The growth of cities is driven by hopes and dreams for a better life: large urban environments provide more educational and career opportunities, better access to high quality health and emergency services, and as well as a number of other positives. Yet urban areas are confronted with a paradox: they concentrate wealth and employment opportunities, but they can also host high levels of poverty and labour-market exclusion.  In addition, the agglomeration of workers and firms is often accompanied by negatives such as more tenuous social networks and disconnection from family and community, which can engender social alienation and violence.

Schools increasingly provide a se…

The socio-economic divide in pre-primary education

by Marilyn Achiron
Editor, Directorate for Education and Skills

The metaphor “levelling the playing field” crops up a lot in discussions about pre-primary education.

As well it should: attendance in those programmes has been shown to improve education outcomes later on. But as this month’s PISA in Focus shows, not even a steamroller can level the playing field of formal education if disadvantaged students are sidelined from the beginning.

PISA consistently finds that 15-year-old students who had attended pre-primary education tend to perform better than those who had not attended pre-primary education, even after accounting for the students’ socio-economic status. 51 points – the equivalent of substantially more than a year of formal schooling.

In 2012, the vast majority of 15-year-old students in most PISA-participating countries and economies reported that they had attended pre-primary education; and PISA data confirm that enrolment in those programmes has grown over the past decade. …

TALIS 2013 Results: A voice for teachers

by Kristen Weatherby
Senior Analyst, Teaching and Learning International Survey (TALIS)

Results from the most recent round of Teaching and Learning International Survey (TALIS) are to be released at the end of this month in Japan where education ministers will gather to exchange views on how to best shape teacher policy so as to have the strongest impact on the quality of the learning environment.

Why should teachers care? 
Well, teachers are at the heart of TALIS.  Along with the release of the in-depth international report which provides analyses of cross-country data on the 25th of June, a free Teachers' Guide to TALIS will be available on our website.  This handbook will  present the main results with insights and advice to teachers and school leaders on how they can improve teaching and learning in their schools.

How can you get involved?
Join Education Fast Forward’s global live debate:  On June 25, 2014 at 1pm (BST) Andreas Schleicher, Director of the OECD Directorate for Educ…

Going for excellence: evaluation and assessment in Dutch schools

by Deborah Nusche
Policy Analyst,  Early Childhood and Schools Division, Directorate for Education

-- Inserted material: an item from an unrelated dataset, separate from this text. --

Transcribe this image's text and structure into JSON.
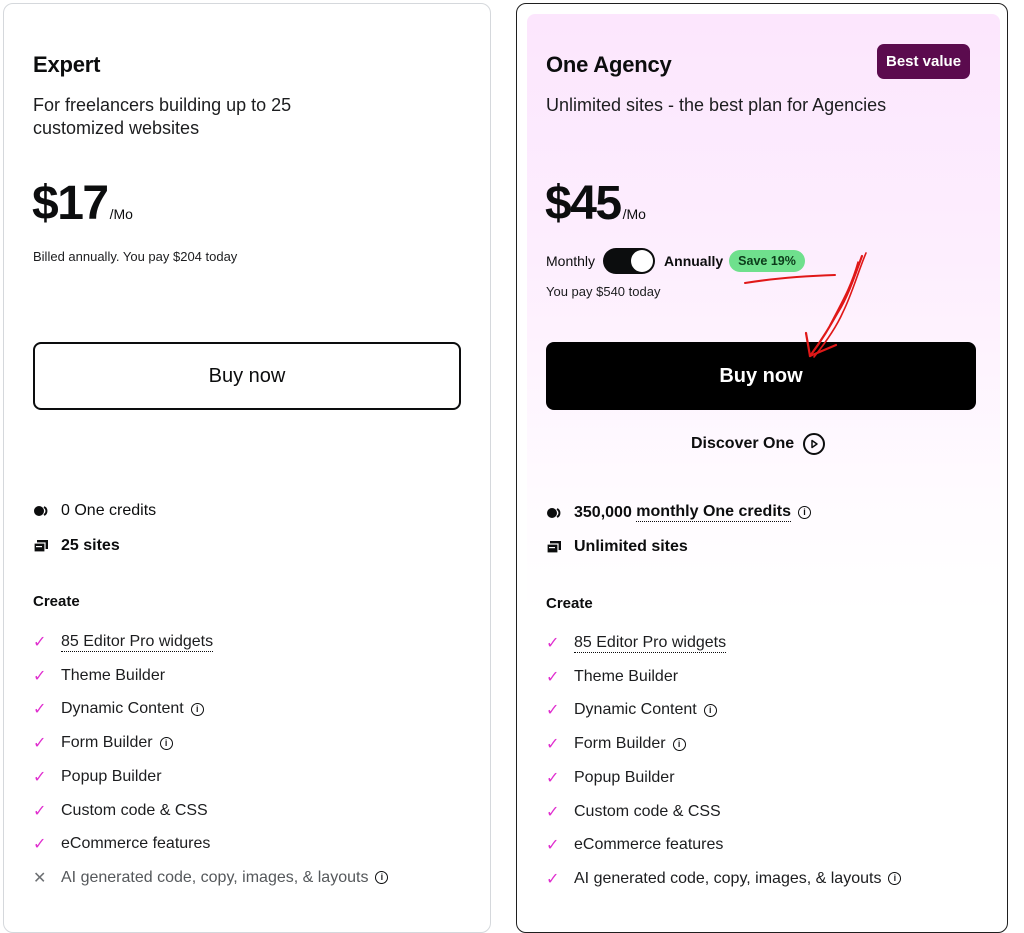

Dutch education is at a turning point. Although the Dutch education system
has made progress on many fronts and has a high standing on international assessments, there is a general appreciation that the system must continue to improve and strive for the next level.
The nature of that next level, however, has not yet been specified.
According to various groups interviewed as part of an OECD Review published today, it could mean further improving the country’s standing on international assessments, with particular focus on top performers; or enhancing general academic achievement and responding better to the learning needs of different student groups; or turning attention to “21st century skills” such as creativity, collaboration and ICT literacy.

The Dutch government has launched a general policy emphasising excellence in education. This includes a focus on providing better support to gif…